*** Opening of Provided data ***

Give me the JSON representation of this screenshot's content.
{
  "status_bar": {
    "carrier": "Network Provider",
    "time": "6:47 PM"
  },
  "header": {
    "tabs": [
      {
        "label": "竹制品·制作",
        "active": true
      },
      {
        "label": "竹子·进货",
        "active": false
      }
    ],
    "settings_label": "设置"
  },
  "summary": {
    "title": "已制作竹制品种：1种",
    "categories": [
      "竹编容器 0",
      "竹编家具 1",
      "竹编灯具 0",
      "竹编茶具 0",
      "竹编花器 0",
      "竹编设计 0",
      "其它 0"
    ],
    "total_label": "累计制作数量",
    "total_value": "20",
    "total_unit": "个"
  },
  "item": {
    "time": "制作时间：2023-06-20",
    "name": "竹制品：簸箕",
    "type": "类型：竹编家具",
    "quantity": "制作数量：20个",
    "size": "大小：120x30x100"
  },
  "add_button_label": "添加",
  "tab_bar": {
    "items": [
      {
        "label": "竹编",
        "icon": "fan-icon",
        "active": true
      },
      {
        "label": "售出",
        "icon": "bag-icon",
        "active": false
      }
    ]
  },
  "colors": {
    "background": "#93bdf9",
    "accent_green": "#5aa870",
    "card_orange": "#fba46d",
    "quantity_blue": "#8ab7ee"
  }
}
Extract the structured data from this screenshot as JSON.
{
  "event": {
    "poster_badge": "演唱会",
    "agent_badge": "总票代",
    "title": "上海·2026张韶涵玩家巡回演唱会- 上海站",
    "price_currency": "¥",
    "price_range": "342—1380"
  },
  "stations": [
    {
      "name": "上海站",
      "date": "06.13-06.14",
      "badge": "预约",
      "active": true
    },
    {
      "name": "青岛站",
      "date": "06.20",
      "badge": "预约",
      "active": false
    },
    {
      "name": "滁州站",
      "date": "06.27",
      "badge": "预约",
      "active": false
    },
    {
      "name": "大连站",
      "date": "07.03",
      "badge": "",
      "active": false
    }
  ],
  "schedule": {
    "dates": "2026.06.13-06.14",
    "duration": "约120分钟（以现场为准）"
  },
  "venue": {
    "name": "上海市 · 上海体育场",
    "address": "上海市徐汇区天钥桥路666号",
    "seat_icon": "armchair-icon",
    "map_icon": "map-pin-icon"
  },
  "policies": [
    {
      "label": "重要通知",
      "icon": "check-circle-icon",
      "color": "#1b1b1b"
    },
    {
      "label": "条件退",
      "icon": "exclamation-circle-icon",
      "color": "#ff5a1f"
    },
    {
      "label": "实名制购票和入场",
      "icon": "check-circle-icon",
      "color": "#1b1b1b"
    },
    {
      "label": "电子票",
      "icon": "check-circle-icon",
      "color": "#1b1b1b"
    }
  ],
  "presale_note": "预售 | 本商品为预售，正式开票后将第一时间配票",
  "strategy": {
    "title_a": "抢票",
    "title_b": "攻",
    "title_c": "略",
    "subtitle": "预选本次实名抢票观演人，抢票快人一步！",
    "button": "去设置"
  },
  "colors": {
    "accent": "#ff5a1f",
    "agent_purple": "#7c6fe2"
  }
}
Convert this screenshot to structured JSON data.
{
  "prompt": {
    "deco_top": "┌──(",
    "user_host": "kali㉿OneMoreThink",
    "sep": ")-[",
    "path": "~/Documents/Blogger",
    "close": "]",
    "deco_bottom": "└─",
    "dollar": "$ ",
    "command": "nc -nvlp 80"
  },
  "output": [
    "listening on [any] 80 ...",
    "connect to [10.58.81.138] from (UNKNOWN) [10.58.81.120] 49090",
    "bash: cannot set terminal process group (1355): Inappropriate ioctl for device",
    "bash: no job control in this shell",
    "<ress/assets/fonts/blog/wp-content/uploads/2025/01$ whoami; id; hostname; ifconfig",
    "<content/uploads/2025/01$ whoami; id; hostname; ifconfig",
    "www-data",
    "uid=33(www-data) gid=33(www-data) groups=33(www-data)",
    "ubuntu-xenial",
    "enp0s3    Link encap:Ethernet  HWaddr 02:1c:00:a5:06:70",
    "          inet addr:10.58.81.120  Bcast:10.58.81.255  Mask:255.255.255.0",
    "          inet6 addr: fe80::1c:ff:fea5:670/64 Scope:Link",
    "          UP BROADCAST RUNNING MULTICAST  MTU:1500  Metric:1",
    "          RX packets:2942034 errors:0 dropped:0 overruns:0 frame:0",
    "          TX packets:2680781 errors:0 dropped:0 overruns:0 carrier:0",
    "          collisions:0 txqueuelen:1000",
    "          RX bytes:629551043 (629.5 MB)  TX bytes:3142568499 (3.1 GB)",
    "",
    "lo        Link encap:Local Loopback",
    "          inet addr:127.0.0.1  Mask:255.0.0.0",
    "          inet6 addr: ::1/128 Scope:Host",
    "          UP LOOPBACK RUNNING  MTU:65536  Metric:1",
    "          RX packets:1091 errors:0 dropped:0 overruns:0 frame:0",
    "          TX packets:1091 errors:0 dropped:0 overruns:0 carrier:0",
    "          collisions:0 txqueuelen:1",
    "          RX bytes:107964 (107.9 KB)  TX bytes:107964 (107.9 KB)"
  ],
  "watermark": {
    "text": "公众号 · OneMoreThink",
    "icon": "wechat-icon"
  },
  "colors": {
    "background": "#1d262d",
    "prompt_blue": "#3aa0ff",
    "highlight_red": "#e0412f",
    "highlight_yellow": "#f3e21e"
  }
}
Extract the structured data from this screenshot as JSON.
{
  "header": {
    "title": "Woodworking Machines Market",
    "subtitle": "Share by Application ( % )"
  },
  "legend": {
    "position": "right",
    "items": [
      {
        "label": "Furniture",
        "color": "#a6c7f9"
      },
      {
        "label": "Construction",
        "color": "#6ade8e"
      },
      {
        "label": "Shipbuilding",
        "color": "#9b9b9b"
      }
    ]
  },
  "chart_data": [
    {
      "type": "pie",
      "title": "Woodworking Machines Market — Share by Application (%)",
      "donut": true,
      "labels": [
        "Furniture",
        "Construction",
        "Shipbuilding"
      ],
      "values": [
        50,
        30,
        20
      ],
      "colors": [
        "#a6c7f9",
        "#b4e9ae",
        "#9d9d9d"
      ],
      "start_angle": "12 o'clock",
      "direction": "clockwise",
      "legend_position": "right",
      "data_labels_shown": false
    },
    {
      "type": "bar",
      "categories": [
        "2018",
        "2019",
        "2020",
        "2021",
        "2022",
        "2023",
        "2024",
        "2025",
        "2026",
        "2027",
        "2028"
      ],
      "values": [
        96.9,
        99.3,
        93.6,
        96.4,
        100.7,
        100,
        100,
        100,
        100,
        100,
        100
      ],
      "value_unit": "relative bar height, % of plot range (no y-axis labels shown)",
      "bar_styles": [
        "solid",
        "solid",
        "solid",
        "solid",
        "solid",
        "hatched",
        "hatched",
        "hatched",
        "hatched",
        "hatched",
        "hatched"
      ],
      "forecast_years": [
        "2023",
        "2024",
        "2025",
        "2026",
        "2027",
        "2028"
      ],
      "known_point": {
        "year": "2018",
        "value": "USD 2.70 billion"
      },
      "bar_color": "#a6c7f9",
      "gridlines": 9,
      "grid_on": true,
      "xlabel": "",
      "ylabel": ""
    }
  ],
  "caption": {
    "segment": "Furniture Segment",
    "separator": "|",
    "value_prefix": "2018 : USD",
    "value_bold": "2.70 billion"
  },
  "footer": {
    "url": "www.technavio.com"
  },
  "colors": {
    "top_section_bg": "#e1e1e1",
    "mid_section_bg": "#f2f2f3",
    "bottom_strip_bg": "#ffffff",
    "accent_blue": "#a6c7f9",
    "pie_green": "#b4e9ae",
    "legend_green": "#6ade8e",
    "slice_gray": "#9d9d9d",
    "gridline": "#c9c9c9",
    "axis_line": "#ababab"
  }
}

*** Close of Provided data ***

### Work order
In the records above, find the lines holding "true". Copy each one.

### Answer for this exercise
        "active": true
        "active": true
      "active": true
      "donut": true,
      "grid_on": true,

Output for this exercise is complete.